THE DATA Block Start

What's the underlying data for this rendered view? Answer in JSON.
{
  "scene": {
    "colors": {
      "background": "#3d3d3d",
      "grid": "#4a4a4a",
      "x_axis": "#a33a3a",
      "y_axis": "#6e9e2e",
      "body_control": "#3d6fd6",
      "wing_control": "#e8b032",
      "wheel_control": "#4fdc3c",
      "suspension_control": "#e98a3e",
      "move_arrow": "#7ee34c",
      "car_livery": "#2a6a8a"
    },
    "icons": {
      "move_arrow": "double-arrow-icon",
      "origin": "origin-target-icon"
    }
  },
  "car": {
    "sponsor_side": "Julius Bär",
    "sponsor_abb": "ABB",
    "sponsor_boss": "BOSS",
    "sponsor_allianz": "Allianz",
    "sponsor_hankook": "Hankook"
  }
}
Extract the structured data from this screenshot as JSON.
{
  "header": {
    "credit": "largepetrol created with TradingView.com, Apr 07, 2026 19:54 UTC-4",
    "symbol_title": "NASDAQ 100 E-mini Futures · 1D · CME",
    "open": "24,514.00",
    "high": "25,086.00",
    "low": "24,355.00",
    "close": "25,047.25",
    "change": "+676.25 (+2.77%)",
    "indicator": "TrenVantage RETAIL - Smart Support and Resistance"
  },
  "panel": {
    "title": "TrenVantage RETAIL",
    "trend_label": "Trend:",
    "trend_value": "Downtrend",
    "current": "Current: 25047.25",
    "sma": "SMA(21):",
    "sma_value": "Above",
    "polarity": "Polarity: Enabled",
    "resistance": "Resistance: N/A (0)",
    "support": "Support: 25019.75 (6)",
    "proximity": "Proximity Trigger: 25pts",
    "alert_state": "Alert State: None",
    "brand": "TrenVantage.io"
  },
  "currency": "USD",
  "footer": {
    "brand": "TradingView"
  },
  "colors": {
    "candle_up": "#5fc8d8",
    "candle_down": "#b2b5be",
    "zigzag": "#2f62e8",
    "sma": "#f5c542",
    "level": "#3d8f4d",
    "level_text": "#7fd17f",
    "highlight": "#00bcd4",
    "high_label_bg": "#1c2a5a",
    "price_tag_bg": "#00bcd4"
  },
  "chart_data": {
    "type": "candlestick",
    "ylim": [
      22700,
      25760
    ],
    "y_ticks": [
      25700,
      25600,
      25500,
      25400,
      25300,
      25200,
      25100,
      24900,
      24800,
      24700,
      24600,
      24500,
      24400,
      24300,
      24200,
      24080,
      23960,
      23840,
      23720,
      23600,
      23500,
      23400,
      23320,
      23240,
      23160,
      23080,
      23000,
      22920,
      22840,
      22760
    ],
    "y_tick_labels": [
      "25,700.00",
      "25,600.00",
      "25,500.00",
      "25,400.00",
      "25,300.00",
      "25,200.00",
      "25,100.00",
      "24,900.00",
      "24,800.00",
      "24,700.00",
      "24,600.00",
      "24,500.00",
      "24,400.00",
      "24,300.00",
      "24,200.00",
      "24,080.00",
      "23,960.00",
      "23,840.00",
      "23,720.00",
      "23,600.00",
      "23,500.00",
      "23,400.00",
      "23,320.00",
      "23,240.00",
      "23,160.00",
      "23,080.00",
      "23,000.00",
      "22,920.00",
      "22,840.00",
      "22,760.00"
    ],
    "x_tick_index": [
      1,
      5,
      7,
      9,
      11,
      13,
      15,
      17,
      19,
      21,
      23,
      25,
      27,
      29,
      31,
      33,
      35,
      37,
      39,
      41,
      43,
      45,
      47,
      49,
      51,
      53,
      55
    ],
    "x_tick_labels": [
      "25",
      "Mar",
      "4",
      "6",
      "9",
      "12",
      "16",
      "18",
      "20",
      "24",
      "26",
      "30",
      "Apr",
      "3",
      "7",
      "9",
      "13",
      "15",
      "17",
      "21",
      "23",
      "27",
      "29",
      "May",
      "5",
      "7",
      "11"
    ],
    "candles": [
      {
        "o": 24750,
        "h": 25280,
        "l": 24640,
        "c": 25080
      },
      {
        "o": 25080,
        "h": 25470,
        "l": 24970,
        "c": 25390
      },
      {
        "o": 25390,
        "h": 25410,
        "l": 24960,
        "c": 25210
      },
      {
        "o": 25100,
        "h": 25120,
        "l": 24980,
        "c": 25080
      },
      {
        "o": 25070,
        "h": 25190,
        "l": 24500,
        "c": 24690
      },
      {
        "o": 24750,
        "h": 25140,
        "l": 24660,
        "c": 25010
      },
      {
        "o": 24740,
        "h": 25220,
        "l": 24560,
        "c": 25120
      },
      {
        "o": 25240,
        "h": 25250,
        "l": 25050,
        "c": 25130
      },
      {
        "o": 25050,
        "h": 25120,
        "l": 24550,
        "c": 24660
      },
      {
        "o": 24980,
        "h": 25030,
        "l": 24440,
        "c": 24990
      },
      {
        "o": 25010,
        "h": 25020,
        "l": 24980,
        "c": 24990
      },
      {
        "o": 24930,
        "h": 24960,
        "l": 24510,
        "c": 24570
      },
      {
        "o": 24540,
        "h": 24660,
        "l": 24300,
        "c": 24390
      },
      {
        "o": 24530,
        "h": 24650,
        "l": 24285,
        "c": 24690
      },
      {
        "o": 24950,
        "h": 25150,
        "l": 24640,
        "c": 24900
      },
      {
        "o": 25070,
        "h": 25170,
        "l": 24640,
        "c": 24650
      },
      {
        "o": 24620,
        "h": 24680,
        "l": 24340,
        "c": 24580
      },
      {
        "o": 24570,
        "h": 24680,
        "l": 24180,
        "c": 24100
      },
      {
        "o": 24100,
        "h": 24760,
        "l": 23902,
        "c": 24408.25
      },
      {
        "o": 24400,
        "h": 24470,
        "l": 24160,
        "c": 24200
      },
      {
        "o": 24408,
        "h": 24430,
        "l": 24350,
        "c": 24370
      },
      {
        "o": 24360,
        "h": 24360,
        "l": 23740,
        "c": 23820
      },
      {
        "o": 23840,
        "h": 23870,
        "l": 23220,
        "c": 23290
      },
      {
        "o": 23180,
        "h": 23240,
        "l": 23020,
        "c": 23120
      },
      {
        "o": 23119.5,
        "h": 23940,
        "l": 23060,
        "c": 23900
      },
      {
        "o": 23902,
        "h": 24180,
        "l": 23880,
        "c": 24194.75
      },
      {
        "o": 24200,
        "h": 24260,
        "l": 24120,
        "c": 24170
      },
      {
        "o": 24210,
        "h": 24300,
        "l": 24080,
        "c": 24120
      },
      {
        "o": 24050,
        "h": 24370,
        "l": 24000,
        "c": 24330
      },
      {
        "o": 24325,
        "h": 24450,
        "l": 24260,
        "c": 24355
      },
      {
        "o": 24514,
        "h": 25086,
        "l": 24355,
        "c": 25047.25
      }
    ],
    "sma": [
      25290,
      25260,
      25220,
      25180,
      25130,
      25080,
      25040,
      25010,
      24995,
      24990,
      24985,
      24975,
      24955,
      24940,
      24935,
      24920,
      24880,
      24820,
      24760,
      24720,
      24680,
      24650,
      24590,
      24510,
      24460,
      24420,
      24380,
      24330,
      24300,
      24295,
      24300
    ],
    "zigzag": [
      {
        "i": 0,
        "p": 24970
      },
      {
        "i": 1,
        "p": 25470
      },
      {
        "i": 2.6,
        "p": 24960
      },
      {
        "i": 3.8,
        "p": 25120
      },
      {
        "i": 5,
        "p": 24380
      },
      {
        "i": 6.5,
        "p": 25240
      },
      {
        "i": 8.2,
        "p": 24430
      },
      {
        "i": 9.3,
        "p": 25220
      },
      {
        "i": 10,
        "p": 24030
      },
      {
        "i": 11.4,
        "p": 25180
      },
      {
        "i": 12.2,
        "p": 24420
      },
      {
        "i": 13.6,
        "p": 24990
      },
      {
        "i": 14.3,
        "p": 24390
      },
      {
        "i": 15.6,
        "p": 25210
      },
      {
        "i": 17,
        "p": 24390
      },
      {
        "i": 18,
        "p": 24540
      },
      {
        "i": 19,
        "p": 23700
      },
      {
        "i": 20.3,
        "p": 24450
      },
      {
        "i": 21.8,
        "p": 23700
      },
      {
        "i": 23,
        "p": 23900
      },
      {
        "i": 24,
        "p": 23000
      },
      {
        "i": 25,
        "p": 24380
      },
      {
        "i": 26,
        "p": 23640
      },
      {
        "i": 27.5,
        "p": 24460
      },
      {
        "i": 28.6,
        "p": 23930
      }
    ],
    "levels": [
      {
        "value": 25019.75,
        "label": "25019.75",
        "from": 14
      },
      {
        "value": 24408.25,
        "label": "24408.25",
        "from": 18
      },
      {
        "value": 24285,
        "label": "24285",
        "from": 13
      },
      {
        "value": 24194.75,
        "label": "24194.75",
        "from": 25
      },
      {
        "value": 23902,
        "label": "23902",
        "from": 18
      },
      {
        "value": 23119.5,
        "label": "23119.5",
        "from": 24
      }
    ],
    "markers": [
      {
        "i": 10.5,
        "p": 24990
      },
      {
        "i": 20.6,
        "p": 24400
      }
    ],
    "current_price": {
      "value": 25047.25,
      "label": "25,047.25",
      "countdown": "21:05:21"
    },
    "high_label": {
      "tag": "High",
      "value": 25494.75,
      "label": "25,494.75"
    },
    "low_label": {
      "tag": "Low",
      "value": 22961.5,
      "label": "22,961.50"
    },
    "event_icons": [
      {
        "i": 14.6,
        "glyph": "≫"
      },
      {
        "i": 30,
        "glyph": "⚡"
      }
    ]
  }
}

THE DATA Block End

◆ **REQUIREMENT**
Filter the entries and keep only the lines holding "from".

◆ **SOLUTION**
Extract the structured data from this screenshot as JSON.
        "from": 14
        "from": 18
        "from": 13
        "from": 25
        "from": 18
        "from": 24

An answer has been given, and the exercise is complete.